What the task asks: Return all the lines below in which the string "name" appears.

Dataset rows for apps and sites:
◇ ◇ ◇ ◇
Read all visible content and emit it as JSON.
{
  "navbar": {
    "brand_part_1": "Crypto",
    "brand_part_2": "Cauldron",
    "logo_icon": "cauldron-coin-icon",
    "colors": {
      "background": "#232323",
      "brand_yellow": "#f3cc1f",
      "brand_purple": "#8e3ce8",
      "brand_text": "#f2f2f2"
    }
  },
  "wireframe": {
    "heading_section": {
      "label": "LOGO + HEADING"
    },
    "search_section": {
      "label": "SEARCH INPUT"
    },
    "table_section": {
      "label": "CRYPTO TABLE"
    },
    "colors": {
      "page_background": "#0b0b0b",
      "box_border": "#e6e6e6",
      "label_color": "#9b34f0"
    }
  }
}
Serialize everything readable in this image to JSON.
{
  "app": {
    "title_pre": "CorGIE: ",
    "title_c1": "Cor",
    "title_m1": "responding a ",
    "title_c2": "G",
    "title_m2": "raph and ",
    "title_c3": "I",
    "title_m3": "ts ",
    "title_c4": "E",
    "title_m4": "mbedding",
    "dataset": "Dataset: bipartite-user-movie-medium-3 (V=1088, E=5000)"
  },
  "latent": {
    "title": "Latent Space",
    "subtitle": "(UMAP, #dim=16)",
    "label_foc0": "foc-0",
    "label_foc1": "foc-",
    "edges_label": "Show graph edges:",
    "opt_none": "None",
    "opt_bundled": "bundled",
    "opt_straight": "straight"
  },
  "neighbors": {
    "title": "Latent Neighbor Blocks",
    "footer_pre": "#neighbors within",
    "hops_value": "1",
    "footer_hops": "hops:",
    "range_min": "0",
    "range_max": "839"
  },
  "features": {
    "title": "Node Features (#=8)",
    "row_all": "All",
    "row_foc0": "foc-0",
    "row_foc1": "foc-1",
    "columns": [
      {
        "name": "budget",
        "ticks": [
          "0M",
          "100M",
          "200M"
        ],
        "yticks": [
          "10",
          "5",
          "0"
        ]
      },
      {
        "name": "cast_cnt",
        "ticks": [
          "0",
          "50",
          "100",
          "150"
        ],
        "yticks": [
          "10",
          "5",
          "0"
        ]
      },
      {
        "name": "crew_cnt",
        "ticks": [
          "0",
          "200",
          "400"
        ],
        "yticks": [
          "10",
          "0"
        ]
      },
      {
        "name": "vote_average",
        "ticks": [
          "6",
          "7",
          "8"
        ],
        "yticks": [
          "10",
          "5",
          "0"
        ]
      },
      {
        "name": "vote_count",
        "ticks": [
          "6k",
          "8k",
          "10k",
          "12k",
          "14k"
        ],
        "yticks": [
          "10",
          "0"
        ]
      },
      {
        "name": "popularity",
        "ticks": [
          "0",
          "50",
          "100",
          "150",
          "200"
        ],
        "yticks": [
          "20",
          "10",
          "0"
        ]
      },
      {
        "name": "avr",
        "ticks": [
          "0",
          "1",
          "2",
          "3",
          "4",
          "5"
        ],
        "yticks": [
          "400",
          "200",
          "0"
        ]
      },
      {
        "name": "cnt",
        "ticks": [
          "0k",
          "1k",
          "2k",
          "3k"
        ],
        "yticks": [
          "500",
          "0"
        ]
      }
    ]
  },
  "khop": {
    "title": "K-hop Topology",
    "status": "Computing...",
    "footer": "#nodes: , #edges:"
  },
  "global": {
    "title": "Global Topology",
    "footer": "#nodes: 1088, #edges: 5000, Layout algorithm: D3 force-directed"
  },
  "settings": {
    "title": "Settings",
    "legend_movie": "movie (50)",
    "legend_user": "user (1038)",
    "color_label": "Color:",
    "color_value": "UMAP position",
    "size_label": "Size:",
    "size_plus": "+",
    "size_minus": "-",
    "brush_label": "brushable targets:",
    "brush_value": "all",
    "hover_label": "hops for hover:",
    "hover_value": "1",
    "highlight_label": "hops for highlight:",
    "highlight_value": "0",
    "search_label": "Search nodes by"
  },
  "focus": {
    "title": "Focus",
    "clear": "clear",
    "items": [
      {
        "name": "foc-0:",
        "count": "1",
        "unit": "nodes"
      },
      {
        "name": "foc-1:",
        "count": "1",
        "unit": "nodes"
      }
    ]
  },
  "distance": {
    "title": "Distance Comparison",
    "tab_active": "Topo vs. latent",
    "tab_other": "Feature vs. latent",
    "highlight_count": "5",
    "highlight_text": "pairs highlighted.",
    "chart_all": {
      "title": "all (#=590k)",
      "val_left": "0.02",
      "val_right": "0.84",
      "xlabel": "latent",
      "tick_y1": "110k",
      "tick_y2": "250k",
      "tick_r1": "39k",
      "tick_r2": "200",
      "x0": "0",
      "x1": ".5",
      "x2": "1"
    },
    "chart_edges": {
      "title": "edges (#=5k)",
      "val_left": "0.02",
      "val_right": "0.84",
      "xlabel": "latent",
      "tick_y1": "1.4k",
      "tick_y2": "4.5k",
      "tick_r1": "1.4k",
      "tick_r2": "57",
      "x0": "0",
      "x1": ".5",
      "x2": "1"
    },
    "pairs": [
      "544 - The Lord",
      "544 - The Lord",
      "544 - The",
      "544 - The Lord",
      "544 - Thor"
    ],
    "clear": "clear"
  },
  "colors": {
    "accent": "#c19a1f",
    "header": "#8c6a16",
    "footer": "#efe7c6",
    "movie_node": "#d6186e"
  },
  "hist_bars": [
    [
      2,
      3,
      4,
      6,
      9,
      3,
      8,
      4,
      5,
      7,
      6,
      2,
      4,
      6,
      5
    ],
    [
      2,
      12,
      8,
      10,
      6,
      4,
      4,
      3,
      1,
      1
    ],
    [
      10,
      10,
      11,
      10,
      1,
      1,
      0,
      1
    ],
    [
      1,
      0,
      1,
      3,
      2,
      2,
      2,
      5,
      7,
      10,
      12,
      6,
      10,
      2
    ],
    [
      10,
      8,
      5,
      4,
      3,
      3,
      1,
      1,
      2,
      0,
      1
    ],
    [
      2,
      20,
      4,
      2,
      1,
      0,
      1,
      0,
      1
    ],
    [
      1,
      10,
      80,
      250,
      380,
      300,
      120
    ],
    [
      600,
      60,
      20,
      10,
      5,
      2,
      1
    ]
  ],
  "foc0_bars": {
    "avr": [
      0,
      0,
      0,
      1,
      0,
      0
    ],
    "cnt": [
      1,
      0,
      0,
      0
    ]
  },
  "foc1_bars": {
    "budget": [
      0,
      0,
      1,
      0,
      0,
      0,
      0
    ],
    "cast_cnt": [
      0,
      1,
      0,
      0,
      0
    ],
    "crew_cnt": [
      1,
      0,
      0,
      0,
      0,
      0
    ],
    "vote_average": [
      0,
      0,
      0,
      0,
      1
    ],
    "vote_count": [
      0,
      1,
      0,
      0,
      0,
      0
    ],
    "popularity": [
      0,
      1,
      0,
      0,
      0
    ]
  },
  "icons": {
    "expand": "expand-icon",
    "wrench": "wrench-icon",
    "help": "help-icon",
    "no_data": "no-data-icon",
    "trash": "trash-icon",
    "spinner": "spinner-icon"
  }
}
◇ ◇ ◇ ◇
Your solution:
        "name": "budget",
        "name": "cast_cnt",
        "name": "crew_cnt",
        "name": "vote_average",
        "name": "vote_count",
        "name": "popularity",
        "name": "avr",
        "name": "cnt",
        "name": "foc-0:",
        "name": "foc-1:",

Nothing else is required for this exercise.